Records for this exercise
+ + + + +

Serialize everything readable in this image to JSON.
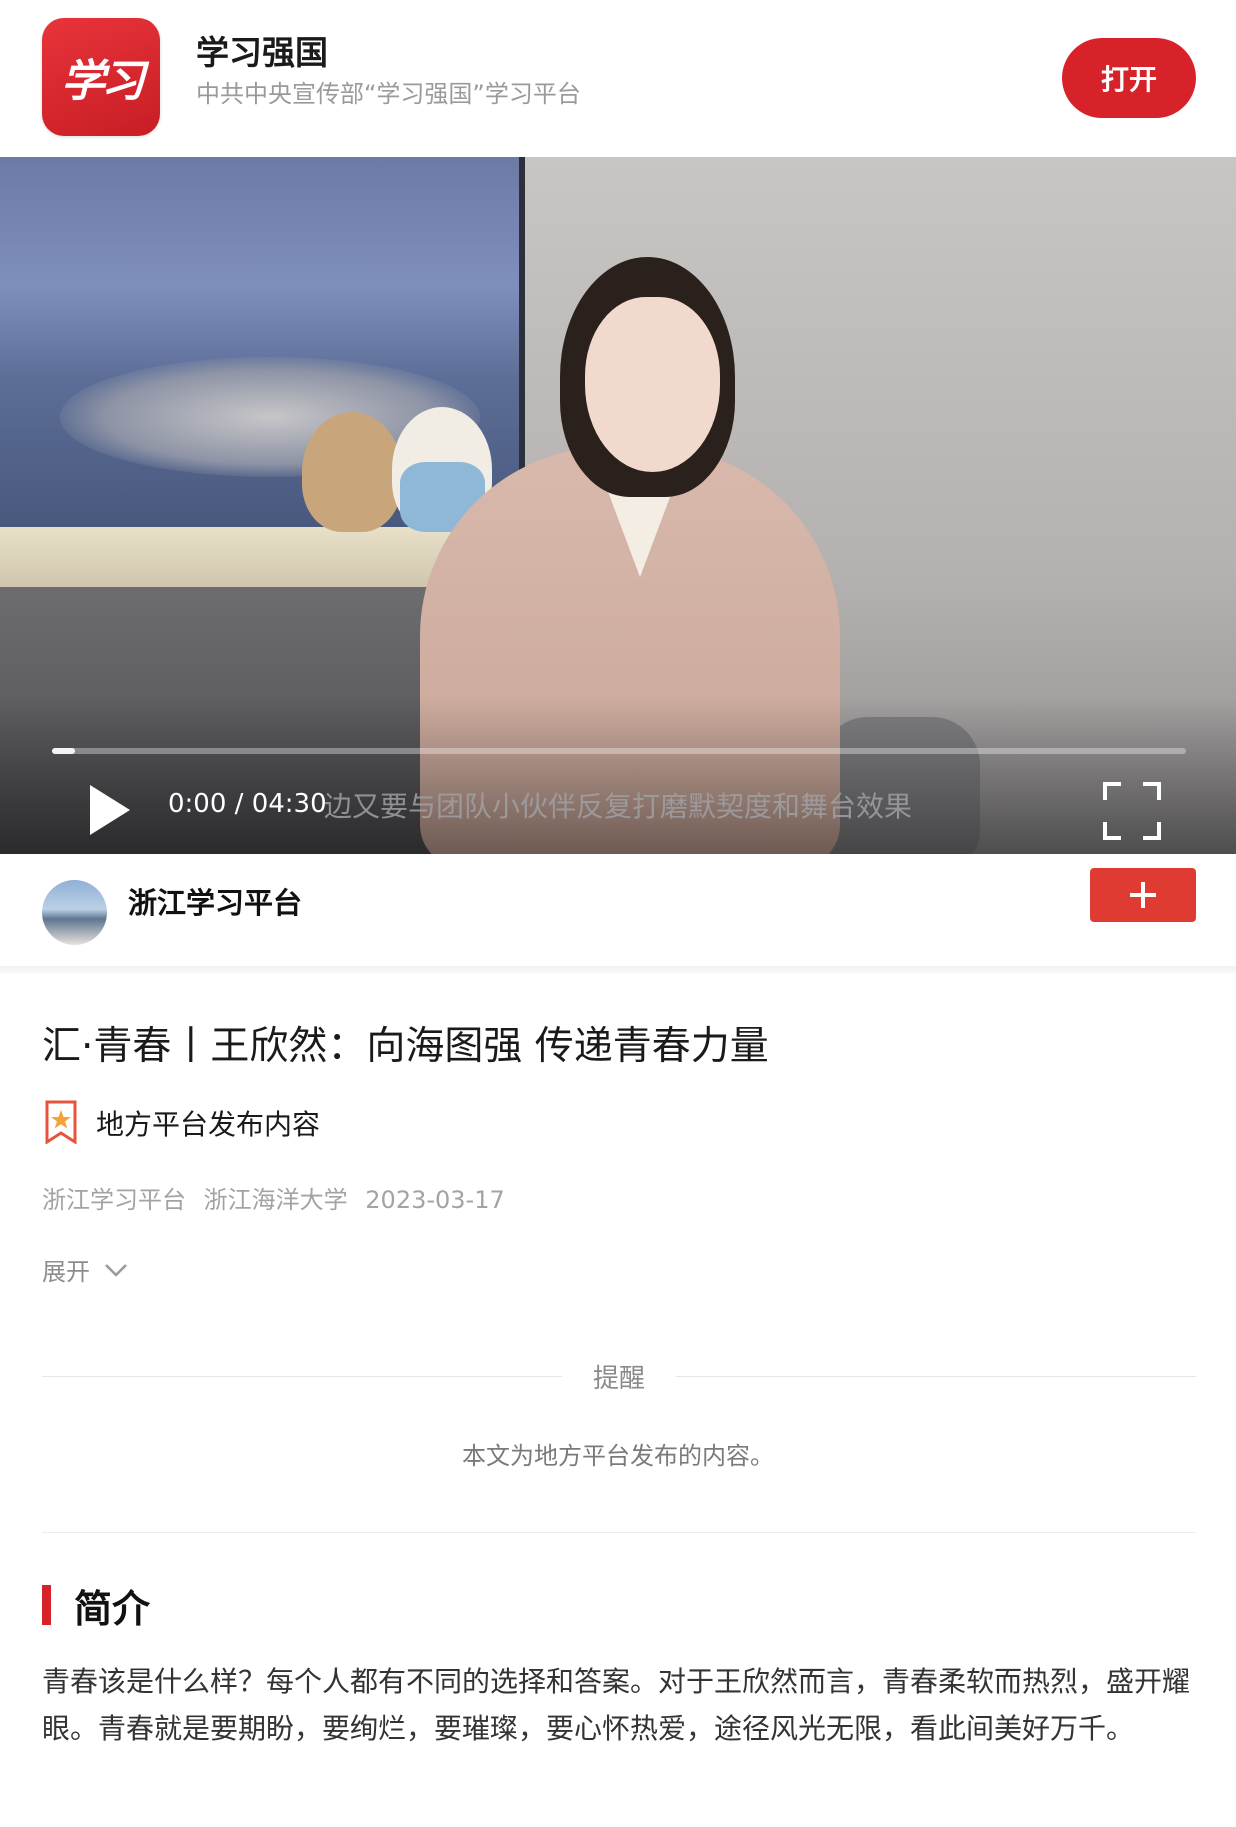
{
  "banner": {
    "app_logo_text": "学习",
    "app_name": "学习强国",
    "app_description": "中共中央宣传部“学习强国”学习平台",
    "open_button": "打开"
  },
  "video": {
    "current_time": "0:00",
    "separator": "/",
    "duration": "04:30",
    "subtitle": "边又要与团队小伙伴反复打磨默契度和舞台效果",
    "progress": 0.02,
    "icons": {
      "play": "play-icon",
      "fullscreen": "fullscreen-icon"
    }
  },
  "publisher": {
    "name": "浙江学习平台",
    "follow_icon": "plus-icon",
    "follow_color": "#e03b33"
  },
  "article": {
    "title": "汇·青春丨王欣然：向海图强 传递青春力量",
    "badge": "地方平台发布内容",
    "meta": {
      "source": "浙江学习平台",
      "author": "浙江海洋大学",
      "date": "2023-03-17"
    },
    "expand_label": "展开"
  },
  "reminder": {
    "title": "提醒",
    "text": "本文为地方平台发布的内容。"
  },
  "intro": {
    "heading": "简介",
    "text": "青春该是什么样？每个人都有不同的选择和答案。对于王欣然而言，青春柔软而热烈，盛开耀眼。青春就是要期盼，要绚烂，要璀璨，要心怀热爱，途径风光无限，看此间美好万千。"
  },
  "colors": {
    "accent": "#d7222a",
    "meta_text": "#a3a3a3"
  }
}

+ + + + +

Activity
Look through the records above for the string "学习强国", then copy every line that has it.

Exercise response
    "app_name": "学习强国",
    "app_description": "中共中央宣传部“学习强国”学习平台",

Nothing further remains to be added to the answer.